The committee, composed of Philip Goldstein, Van Pearlberg and Jim King, voted 3-0 to lift the ban during Monday’s committee meeting.
C.W. Edwards of East Cobb owns three acres off Delk Road near Interstate 75 which houses a liquor store called Elite Package Store. The store, which opened in 1982, was located in the county at the time. A drive-through window was installed in 1986, Edwards said.
In 1993, the city convinced Edwards to be annexed from the county so that that it would be contiguous with the bordering property.
But in July 2010, Marietta Police said the store was in violation of the city’s ban on selling liquor through the window.
City Manager Bill Bruton said police discovered the violation during a training exercise.
The Council had a lengthy debate on the topic in July 2010 when storeowner Jigish Patel asked to be able to continue selling liquor through his drive-through window just as he always had.
King asked at the time what the difference was between parking and entering the store as opposed to driving through to purchase liquor.
Councilman Johnny Sinclair said at the time a storeowner could more easily see if someone was intoxicated if they walked in.
“At least they’d have to get out and walk in and let them get a good look at them in a lighted store,” he said.
Yet Councilwoman Annette Lewis pointed out that beer and wine could be sold through the drive-through.
Still, Mayor Steve Tumlin at the time said he was opposed to lifting the ban.
“I think the speed, the ease, the alcohol content between 6 or 7 percent and 10 or 12 to liquor, there’s a significant difference,” Tumlin said in 2010.
Bruton said there are several ways in which to de-annex property. One is to have the city and county agree to the exchange. The other is for the state legislature to do it. This latter option is the route Edwards sought this year, asking state Rep. Sharon Cooper (R-east Cobb) to write a bill that would allow his property to be moved back into the county, which permits drive-through liquor sales. Cooper agreed to file the bill, but Tumlin asked her to let the City Council consider the matter first out of courtesy, a request she agreed to do.

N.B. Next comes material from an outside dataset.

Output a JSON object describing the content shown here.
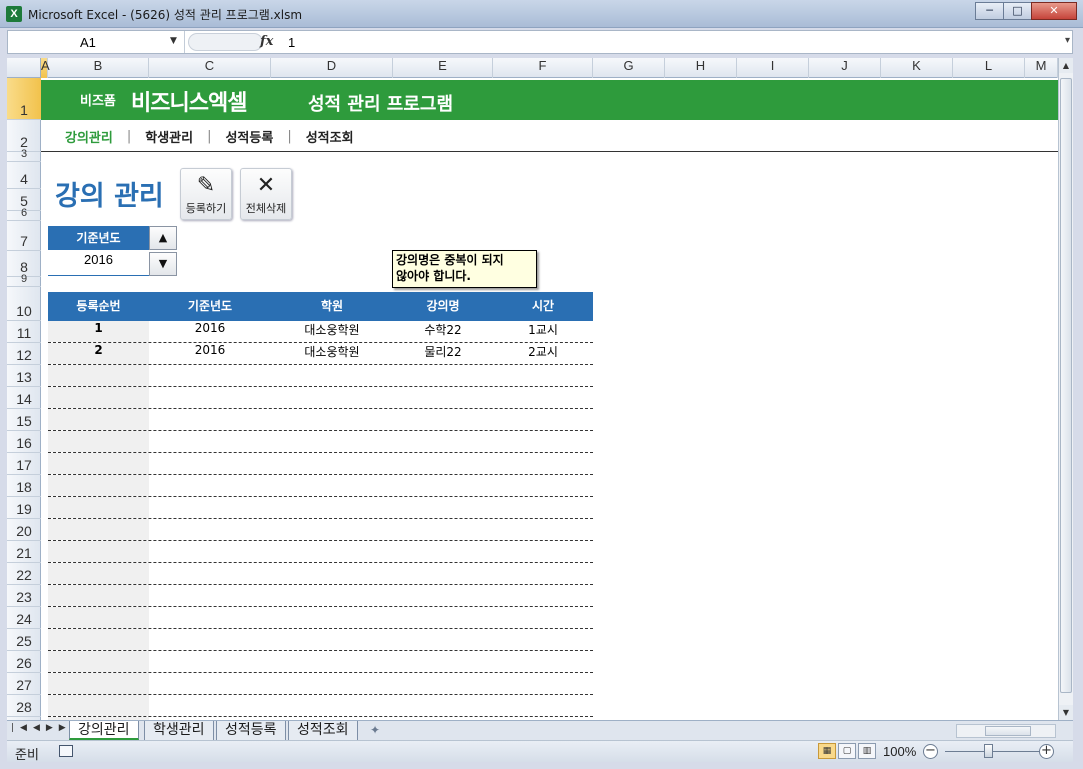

Standing before the Council on Monday night, Edwards said he would agree to remain in the city and not pursue de-annexation if the city allowed his package store to resume drive-through liquor sales.
Since being prohibited from selling liquor by the drive-through window, Patel’s business was down 10 to 16 percent since customers simply decided to shop in the county, he said.
King said it makes sense to lift the ban so that the city and county had the same policy on the matter.
Goldstein polled each of the six council members and none objected to revising the ordinance this time around.
Tumlin said after the meeting he would not veto the ordinance change. The fact that Marietta voters earlier this month approved Sunday alcohol sales helped change his mind, Tumlin said.
“The Bible Belt seems to have dropped so low that this doesn’t offend it as much,” Tumlin said.
The City Council is set to vote on the ordinance change on April 11.